Stored data:
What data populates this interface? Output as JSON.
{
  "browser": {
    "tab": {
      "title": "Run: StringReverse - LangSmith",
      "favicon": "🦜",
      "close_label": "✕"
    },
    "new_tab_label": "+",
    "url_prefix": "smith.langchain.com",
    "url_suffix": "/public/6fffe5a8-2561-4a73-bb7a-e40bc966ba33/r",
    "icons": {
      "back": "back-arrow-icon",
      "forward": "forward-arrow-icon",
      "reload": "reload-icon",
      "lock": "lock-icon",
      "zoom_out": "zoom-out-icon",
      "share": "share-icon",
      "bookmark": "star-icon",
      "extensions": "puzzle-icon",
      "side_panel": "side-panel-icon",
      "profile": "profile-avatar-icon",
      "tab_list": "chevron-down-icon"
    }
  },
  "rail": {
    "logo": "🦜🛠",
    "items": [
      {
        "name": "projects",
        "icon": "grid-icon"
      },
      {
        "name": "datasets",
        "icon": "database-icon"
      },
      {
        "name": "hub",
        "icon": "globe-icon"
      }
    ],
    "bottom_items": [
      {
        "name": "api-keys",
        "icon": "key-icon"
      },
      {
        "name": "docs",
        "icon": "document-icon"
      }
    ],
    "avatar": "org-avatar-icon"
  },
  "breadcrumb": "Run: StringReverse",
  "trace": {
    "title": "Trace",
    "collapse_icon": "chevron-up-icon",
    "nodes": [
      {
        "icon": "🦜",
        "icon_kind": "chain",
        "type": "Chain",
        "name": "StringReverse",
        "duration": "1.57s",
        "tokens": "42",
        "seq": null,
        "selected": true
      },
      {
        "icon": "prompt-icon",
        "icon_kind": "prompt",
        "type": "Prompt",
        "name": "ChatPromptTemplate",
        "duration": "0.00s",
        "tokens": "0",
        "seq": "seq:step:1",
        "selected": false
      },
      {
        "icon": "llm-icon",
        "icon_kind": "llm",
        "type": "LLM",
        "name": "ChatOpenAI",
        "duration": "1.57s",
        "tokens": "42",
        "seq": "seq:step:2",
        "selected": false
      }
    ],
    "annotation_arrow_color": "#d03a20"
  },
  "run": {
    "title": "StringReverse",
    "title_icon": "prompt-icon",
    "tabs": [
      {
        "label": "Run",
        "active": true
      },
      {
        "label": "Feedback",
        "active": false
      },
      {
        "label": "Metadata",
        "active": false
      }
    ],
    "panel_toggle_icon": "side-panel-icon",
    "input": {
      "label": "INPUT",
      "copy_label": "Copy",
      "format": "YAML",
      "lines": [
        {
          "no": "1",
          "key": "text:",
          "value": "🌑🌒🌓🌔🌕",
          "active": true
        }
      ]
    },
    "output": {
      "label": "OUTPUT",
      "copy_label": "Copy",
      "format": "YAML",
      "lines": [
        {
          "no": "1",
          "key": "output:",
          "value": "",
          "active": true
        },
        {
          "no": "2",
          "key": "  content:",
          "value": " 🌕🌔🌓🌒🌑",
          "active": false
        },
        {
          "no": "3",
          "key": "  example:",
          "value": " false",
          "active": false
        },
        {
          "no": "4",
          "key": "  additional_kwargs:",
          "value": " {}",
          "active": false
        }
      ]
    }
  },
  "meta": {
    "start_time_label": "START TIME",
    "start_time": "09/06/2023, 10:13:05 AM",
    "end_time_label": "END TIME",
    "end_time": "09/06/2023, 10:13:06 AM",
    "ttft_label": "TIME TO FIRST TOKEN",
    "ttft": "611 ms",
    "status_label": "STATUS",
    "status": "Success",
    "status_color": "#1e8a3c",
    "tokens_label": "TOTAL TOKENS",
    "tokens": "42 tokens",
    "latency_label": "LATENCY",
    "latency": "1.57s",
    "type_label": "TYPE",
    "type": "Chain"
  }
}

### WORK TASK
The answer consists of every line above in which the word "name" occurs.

### TASK RESULT
        "name": "projects",
        "name": "datasets",
        "name": "hub",
        "name": "api-keys",
        "name": "docs",
        "name": "StringReverse",
        "name": "ChatPromptTemplate",
        "name": "ChatOpenAI",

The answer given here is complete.